[Data under study — start]

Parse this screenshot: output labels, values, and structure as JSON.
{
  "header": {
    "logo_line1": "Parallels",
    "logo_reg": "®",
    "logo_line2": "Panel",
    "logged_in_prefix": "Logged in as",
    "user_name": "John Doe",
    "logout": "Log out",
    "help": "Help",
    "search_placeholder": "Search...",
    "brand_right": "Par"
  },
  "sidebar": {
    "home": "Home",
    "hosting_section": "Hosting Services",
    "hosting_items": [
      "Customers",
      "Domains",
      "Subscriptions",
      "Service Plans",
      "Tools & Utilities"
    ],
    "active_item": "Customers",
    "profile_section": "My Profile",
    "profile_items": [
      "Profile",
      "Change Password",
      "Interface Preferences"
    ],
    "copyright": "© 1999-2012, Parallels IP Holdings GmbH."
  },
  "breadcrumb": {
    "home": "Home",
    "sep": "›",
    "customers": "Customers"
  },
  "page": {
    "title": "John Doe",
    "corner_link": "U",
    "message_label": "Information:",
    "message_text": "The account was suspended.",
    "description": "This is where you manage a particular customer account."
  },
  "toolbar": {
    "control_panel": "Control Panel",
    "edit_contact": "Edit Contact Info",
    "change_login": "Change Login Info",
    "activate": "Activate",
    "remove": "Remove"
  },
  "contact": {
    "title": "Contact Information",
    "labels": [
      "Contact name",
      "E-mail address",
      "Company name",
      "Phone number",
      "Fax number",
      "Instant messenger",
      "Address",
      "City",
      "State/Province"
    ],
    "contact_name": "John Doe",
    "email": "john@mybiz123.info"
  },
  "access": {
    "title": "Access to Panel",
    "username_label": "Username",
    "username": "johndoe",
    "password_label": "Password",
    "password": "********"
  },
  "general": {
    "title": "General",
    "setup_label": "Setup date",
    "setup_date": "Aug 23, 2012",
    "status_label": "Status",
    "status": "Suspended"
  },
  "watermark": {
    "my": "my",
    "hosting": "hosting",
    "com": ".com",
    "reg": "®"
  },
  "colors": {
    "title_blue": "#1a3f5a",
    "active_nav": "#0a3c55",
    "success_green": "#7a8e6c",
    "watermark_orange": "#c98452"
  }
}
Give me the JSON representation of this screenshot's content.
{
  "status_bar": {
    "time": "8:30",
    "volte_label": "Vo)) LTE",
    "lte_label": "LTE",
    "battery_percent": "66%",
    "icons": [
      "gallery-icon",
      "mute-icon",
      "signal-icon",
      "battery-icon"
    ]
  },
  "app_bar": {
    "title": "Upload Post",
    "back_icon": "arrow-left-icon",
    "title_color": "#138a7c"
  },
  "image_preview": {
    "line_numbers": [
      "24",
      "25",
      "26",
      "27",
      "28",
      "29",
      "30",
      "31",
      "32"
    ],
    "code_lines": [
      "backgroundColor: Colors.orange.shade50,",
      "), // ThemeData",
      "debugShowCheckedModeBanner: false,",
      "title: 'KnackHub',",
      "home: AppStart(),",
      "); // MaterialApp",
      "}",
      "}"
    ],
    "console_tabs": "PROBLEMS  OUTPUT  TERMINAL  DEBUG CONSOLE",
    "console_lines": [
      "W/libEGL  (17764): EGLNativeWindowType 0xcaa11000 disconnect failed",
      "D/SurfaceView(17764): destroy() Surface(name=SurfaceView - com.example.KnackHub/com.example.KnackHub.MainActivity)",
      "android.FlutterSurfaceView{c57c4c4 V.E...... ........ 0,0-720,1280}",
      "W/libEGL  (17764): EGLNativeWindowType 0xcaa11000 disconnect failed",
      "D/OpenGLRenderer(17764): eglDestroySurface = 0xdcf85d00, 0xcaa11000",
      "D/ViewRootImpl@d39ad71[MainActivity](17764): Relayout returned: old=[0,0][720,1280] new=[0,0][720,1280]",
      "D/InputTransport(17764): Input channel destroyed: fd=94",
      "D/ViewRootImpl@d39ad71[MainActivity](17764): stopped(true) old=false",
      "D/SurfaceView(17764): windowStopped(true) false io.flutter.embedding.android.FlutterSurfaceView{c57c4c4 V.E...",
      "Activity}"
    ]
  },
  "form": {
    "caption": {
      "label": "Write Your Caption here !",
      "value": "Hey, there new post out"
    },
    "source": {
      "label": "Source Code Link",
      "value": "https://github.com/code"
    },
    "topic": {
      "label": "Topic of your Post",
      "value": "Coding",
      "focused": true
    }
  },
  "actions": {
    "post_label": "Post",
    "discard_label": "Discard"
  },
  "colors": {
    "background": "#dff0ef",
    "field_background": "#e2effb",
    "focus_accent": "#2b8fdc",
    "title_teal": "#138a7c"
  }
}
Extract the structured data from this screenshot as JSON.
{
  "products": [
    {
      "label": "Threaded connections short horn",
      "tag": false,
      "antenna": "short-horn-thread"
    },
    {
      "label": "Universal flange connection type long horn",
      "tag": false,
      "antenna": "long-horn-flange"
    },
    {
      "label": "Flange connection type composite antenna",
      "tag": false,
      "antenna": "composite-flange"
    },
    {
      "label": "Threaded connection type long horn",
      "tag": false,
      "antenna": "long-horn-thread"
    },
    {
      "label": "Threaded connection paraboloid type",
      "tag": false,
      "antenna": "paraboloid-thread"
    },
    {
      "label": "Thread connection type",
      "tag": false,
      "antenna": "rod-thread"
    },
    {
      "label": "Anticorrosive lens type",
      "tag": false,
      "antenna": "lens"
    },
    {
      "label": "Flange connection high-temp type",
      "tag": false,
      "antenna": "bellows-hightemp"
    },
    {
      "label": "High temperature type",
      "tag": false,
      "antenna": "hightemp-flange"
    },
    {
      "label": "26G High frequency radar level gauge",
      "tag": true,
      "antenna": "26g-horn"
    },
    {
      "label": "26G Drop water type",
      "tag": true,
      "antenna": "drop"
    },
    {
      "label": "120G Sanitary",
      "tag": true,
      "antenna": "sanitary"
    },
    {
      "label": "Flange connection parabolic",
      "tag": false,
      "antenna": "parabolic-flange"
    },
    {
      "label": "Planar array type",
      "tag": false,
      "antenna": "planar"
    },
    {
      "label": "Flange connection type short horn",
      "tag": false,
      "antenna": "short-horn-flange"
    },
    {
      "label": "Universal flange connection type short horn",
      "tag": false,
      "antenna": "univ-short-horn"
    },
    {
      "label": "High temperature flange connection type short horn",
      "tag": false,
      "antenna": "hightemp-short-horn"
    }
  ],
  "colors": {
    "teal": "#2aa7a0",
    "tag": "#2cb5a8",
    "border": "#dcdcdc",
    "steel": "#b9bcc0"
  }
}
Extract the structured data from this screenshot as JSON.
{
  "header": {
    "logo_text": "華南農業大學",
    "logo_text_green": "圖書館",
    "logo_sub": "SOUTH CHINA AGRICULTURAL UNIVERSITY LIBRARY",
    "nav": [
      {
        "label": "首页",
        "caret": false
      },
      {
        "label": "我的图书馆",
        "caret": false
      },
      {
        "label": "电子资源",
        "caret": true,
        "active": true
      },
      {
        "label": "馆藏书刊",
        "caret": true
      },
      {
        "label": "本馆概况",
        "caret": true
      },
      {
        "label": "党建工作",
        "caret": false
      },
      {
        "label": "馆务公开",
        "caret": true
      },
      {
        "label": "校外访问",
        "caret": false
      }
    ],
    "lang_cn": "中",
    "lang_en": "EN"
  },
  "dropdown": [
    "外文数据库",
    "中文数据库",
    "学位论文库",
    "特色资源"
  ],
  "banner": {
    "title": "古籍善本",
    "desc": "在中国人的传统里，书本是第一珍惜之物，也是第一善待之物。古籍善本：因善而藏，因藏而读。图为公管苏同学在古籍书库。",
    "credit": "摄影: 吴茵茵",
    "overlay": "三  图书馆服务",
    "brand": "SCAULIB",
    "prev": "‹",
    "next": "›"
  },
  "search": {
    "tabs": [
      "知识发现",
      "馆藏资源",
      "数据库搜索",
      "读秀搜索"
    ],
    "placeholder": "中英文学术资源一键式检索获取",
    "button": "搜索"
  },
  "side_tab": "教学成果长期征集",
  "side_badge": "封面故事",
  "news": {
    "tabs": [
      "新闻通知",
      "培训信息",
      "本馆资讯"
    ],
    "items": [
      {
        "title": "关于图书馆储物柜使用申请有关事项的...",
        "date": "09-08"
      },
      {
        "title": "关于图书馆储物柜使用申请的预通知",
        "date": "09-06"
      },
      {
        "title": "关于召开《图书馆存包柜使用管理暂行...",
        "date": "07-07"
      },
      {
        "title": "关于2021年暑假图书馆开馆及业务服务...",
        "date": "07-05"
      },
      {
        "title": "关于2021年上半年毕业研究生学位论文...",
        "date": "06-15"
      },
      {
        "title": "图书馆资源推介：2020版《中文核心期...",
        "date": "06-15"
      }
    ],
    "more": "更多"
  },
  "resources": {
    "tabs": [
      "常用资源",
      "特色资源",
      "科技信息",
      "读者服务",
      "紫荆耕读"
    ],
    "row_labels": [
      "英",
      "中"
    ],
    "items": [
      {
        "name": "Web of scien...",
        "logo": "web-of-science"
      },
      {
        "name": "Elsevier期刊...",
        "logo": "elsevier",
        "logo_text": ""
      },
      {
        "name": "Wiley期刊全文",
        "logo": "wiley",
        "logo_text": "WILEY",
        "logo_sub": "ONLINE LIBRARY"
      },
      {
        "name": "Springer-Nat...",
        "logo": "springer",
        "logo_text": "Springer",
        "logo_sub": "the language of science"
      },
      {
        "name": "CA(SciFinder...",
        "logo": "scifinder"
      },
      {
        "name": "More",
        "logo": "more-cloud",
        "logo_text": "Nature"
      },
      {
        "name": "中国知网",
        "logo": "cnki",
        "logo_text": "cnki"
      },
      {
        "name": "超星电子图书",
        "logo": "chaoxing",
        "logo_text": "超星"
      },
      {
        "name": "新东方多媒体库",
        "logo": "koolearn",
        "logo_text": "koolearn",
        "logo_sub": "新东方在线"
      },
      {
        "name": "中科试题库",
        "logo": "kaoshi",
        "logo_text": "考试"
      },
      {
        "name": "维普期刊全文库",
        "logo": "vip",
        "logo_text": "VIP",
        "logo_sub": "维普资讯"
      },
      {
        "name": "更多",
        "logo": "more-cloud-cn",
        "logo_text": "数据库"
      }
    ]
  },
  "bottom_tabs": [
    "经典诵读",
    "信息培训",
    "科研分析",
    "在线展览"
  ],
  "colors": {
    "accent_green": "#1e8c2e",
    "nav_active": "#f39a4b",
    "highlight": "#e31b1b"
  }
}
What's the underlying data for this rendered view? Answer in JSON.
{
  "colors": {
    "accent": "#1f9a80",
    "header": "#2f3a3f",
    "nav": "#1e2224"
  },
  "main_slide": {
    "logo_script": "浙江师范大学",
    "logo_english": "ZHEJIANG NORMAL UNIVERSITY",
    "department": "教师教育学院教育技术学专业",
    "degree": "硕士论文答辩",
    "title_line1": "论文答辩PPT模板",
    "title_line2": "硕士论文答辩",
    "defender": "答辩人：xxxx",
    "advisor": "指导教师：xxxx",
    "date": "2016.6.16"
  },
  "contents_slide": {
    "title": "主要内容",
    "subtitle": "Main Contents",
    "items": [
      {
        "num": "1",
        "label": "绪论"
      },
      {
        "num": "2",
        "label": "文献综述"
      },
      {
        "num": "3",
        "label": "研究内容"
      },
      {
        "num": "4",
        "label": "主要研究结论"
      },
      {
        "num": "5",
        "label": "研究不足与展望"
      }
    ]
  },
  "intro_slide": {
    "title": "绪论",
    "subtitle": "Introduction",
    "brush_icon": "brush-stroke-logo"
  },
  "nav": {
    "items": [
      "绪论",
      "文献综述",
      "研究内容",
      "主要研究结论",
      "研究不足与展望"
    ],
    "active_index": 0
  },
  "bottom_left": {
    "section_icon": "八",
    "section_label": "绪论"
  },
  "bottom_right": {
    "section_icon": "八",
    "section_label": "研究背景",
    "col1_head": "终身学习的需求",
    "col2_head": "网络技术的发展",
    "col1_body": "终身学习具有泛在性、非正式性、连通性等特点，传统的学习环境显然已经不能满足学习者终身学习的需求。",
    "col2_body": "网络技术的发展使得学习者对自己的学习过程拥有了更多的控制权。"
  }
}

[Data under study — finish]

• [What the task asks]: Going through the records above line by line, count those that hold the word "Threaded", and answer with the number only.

• [Result]: 3